Apart from its security features, PUFcc also has numerous digital and analog tamper-resistant designs that strengthen security surface, making it a reliable cryptographic coprocessor.
“It is worth mentioning that PUFcc has successfully integrated Arm Cortex-M33 and Corstone-201 and passed the PSA Certified Level 2 Ready security framework test,” says Dr. Yang. “PUFcc is pre-qualified and available in all foundries. It is fully generic and can accelerate the time to market. For partners who look to obtain PSA Certification, adopting PUFcc makes the journey easier.”
PUFsecurity has won the Most Investable Start-up Team award at EE Awards Asia 2022. Now on its second year, EE Awards Asia celebrates the innovation, creativity, and contributions of Asia’s engineering community that have made a difference in the way we work, live, and communicate over the past year. This year, EE Awards Asia has gathered more than 400 entries from 137 companies around the world, vying for 22 award categories.
“We are very honored for receiving this award.
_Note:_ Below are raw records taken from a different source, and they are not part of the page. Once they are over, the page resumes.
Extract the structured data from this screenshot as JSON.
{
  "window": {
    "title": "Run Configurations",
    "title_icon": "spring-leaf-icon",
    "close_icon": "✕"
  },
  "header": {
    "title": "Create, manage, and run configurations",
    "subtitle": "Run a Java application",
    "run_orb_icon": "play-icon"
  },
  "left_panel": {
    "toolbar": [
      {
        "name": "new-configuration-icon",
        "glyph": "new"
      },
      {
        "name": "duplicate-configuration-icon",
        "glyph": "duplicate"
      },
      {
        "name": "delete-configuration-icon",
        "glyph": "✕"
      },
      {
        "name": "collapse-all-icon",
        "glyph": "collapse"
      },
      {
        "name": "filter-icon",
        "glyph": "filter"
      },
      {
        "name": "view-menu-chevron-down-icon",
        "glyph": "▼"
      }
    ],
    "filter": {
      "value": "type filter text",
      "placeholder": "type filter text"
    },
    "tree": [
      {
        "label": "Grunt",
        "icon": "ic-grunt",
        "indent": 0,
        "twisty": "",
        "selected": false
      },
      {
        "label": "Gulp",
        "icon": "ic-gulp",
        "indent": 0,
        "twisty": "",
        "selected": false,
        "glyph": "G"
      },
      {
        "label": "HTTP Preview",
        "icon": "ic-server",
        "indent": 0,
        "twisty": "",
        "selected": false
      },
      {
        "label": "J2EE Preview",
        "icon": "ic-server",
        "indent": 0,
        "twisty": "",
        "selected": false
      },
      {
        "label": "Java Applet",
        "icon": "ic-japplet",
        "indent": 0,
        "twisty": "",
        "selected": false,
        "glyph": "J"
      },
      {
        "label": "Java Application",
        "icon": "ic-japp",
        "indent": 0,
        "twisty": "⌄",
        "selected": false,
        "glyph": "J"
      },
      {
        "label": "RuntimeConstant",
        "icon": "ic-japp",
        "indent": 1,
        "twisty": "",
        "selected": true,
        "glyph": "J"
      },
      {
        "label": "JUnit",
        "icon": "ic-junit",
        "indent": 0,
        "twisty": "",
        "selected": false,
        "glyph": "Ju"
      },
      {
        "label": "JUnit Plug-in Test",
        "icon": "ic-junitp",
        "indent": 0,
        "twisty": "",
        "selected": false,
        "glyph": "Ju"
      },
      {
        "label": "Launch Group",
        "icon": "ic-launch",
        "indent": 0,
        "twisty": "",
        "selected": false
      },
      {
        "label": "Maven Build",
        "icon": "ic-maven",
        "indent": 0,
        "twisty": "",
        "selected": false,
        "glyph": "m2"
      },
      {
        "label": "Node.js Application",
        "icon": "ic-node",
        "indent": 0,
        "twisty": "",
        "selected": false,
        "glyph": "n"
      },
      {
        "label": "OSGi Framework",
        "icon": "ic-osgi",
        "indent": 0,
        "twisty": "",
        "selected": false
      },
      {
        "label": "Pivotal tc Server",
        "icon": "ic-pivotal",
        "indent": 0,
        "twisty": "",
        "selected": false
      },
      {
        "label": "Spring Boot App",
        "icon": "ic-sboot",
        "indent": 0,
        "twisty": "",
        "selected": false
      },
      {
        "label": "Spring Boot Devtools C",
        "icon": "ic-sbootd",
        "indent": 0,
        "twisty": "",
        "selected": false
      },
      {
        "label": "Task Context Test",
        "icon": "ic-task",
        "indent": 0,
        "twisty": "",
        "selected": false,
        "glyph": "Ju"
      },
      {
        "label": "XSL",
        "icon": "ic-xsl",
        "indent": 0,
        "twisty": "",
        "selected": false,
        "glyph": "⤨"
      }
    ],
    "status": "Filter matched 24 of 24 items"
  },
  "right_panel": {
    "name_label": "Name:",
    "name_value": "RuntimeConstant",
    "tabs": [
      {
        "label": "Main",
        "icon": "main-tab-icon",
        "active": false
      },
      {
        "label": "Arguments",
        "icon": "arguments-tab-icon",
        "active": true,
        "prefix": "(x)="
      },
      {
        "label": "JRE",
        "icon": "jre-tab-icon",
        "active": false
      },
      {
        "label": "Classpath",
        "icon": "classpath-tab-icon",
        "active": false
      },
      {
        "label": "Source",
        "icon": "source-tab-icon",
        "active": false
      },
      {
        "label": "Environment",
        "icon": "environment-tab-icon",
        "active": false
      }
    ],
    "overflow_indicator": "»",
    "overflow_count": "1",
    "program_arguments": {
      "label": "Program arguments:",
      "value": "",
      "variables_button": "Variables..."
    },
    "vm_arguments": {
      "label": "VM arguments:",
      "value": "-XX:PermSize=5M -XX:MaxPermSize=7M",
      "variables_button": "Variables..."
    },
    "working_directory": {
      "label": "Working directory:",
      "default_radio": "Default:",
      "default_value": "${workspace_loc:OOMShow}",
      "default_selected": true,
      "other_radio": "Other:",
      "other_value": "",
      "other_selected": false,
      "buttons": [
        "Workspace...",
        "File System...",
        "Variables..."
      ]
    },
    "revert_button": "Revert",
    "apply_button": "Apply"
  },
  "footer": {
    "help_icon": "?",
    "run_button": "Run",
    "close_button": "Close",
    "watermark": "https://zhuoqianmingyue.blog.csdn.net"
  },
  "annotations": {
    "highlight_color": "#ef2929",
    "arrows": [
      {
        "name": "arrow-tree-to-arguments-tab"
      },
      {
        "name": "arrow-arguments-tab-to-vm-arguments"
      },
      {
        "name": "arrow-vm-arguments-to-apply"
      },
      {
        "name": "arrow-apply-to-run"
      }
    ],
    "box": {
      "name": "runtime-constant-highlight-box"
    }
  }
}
It represents a recognition and affirmation from the industry leaders for our technology and leadership,” comments Dr. Yang. “As part of the management team of this young startup, I am so proud of my team, whose effort and outcome allows the opportunity for me to join the other giants in the semiconductor industry receiving EE Awards.”
He firmly believes that chip security is closely related to the future of technological development. “And we are ready to accept the challenges of the future and achieve new heights together with our partners,” he says.
PUFsecurity believes that the PUFcc crypto coprocessor can be used in more application fields.
“We had a complete product development roadmap, from a Secure OTP, Root of Trust module (PUFrt), Crypto Coprocessor (PUFcc),” explains Dr. Yang. “Eventually, we will have a low-power secure element solution up to the chiplet level, which will be announced in 2023. Such a comprehensive product portfolio can support various scales of demands, from function-wise to system-wise level.”
The company also aims to develop total solutions with software firms to help clients establish a complete security ecosystem from edge to cloud.
Stephen Las Marias is the editor of EETimes Asia. He can be reached at firstname.lastname@example.org.